→ **Problem**
Say how many lines in the entries hold the string "IPTV", giving the number by itself.

=== Dataset excerpts ===

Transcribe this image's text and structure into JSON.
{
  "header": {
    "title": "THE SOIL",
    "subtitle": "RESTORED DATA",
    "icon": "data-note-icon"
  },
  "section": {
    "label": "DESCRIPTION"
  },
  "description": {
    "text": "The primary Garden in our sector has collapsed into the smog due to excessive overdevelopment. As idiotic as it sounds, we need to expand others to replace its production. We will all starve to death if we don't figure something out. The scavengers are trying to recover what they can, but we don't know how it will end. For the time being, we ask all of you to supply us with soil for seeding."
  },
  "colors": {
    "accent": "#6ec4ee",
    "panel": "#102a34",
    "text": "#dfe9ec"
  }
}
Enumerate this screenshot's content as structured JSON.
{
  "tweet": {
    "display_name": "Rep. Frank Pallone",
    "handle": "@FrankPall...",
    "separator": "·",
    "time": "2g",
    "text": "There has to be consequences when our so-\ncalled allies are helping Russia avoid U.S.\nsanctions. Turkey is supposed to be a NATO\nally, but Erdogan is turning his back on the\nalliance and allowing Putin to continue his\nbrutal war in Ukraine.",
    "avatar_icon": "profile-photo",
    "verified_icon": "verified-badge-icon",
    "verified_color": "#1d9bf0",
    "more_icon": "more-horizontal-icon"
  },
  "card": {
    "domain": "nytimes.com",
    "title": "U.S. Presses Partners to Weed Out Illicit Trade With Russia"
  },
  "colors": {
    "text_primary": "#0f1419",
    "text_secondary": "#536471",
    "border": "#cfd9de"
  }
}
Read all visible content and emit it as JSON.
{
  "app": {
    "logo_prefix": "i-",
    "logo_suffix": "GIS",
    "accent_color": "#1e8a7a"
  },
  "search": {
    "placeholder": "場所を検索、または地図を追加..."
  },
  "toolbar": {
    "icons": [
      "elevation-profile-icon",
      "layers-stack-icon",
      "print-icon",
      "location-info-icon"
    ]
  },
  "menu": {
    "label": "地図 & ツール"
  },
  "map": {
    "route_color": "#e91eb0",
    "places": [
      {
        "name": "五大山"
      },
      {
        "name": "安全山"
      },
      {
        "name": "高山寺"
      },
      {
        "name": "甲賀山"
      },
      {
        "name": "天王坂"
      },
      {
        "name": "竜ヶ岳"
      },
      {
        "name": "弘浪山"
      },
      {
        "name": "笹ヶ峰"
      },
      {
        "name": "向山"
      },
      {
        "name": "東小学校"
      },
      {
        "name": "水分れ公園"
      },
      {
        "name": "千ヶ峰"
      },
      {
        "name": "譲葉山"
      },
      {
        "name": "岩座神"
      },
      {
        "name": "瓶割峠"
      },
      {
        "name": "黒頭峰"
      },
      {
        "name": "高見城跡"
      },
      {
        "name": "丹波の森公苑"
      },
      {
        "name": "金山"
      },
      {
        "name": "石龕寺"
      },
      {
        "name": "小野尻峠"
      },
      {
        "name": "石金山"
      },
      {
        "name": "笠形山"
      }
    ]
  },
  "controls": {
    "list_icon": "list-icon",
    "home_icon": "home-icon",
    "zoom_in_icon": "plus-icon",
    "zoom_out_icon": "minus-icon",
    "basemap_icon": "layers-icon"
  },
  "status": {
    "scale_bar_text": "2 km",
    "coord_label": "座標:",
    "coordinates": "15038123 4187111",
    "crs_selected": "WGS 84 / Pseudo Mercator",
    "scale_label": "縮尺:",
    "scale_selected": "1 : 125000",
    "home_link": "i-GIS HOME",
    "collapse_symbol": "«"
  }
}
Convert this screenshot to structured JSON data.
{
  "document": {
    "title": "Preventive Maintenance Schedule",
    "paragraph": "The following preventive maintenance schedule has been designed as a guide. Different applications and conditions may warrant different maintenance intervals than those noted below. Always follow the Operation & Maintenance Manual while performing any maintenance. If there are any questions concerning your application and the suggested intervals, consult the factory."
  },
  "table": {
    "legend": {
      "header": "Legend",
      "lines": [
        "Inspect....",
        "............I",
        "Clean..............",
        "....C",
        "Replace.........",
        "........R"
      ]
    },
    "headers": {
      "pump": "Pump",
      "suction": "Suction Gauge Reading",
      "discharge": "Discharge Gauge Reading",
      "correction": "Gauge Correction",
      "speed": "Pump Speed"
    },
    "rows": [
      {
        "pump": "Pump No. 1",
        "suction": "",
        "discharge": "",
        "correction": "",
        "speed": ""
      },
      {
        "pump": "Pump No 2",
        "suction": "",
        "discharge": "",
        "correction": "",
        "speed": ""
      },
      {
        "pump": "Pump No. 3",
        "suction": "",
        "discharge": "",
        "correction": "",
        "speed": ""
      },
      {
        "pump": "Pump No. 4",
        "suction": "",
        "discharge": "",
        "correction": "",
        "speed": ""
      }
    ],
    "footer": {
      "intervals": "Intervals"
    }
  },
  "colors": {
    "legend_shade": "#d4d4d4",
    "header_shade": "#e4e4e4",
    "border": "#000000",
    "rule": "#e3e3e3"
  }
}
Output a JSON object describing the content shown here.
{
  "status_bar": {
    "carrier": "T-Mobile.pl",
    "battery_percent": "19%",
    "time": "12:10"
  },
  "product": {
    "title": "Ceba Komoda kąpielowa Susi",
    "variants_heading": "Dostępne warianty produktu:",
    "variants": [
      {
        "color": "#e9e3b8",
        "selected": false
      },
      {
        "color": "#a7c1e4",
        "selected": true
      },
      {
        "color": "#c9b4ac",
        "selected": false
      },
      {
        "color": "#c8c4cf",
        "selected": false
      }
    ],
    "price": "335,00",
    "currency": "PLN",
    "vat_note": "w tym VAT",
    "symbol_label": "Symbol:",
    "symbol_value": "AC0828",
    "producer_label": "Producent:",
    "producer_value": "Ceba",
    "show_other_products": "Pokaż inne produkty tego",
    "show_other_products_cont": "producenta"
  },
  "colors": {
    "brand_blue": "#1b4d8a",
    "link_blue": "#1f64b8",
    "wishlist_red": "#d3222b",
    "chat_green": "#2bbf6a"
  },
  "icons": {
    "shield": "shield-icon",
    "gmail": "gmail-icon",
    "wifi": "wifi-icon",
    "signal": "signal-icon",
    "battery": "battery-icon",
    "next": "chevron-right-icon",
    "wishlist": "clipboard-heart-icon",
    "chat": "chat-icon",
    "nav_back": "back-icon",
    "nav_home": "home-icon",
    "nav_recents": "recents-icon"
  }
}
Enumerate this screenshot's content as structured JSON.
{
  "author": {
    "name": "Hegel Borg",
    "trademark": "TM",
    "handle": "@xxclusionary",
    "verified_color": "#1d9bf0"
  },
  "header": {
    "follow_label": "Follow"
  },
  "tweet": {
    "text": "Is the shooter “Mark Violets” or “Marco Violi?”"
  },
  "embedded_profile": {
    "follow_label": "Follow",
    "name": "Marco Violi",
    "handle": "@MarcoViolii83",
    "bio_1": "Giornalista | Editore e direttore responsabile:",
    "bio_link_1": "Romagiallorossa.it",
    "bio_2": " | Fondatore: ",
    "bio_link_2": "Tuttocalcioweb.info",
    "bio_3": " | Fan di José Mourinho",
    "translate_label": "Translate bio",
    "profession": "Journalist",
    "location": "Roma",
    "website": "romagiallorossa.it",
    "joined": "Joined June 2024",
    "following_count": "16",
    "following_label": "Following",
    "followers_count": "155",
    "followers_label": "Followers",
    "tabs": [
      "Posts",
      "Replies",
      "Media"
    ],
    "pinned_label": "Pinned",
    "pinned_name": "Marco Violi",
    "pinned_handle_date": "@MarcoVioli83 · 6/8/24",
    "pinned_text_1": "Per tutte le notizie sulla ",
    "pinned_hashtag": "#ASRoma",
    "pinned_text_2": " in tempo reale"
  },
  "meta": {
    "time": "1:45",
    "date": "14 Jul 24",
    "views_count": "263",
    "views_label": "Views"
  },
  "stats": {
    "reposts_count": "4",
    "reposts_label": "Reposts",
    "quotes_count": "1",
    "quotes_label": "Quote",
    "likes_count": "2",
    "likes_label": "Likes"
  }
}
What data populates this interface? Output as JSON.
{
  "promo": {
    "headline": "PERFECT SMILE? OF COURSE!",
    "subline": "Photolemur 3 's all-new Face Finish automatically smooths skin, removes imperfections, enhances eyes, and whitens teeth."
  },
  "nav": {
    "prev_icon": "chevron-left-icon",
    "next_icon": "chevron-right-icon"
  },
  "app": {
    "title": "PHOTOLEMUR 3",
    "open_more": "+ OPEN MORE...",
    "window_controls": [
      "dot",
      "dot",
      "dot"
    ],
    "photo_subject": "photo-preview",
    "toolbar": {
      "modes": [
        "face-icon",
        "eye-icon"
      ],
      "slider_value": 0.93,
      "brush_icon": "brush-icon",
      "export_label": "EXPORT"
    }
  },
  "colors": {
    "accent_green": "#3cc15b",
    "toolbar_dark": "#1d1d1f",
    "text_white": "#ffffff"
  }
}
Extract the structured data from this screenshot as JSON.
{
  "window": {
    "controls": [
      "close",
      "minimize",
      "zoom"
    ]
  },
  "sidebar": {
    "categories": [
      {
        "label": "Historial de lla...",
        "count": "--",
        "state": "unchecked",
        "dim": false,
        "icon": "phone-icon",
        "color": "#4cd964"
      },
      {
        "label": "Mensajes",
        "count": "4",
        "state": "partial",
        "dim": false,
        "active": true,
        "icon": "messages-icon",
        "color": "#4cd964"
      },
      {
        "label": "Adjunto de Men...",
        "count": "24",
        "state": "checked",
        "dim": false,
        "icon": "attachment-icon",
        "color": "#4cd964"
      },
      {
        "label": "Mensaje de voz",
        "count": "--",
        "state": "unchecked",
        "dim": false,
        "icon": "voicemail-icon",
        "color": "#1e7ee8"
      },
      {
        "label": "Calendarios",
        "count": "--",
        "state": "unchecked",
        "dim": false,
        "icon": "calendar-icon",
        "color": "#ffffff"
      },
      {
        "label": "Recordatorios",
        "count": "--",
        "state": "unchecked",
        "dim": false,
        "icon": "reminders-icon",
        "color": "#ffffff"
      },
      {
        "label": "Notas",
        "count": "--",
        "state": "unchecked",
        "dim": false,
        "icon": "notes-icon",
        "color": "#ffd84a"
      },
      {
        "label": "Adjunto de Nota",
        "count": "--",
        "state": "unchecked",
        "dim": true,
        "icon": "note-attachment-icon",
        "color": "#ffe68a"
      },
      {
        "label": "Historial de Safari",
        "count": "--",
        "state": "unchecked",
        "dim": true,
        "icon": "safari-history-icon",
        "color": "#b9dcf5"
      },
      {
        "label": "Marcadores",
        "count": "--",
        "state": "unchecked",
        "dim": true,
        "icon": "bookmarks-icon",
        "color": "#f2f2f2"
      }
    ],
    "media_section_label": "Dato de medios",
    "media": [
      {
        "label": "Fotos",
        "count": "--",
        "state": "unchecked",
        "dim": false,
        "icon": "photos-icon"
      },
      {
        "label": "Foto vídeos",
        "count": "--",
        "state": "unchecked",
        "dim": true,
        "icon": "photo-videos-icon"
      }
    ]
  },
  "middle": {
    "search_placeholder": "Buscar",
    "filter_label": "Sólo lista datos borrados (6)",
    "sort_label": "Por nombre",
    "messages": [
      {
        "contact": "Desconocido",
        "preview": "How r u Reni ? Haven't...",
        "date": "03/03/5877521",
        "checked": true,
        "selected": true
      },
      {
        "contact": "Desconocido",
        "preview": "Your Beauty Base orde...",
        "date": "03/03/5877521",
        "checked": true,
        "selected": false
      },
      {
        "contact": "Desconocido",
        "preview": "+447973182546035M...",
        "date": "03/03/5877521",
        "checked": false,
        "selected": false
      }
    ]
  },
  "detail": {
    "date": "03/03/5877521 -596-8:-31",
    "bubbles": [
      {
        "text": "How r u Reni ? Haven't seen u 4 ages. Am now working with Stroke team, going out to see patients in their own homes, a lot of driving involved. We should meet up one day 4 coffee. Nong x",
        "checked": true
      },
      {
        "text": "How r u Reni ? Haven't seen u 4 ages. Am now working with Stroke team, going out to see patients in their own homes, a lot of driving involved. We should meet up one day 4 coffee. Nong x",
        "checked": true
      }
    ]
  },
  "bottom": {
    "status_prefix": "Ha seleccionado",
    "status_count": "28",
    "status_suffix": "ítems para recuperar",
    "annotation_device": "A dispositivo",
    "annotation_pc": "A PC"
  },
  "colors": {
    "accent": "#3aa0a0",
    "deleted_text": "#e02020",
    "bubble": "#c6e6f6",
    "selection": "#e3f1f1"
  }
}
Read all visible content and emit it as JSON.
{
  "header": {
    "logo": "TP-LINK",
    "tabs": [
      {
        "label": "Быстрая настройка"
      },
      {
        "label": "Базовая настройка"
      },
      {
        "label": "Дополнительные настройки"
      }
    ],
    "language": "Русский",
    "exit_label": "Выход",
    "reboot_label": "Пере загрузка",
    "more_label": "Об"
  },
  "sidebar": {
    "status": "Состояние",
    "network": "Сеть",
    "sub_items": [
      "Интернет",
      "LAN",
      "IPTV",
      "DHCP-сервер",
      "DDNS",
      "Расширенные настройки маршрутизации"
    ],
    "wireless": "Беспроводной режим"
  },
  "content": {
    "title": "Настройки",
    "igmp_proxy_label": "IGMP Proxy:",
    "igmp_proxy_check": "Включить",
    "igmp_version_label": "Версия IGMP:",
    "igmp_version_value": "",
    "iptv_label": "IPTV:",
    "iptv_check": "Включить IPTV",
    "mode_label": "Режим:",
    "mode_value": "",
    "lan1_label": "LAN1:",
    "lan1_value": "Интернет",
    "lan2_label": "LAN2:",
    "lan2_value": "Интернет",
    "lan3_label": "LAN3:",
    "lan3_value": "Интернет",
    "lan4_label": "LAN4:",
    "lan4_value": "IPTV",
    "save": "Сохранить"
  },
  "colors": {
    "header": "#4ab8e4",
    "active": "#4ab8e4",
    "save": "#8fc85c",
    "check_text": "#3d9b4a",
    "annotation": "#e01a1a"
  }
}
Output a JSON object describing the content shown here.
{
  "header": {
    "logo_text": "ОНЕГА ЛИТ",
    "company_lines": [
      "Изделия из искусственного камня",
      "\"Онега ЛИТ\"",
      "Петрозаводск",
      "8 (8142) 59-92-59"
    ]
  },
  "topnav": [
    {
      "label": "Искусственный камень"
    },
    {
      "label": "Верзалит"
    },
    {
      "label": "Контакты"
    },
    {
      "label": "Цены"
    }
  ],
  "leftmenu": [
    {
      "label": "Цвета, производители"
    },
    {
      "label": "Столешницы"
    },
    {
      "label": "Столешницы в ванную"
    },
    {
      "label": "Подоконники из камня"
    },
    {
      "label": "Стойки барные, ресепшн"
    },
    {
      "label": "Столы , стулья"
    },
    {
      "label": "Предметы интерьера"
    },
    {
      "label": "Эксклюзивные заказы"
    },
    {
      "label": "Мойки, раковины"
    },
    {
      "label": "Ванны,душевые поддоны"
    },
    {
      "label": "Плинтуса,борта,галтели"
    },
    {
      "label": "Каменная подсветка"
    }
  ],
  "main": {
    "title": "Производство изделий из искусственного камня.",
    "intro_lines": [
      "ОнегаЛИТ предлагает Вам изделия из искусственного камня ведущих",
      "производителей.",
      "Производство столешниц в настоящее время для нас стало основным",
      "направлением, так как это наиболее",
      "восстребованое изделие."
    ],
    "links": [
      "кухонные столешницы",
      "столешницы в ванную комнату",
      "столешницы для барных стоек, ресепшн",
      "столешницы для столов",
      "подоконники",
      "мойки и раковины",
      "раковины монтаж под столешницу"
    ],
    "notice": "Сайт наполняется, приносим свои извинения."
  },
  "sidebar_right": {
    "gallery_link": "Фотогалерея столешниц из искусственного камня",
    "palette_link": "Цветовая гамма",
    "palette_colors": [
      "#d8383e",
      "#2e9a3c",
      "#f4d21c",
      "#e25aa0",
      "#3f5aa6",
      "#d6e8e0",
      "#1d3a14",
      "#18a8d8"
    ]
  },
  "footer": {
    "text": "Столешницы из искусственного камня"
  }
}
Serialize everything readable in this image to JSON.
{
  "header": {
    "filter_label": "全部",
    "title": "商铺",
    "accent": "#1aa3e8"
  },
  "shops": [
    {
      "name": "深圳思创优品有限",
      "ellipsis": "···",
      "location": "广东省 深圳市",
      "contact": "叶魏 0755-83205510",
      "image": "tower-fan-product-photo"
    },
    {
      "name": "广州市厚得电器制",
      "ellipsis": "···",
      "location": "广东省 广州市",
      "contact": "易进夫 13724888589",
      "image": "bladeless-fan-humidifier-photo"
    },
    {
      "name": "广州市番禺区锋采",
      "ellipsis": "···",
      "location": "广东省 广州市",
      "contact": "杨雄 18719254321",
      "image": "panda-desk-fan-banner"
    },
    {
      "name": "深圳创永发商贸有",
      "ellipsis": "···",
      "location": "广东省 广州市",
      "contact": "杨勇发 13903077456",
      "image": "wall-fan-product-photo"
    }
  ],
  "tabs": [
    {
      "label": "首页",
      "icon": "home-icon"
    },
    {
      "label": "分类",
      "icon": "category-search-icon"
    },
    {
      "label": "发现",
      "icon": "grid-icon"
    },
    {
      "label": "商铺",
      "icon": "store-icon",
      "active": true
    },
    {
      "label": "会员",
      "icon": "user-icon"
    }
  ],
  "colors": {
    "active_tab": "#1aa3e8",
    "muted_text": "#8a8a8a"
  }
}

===

→ **Response area**
4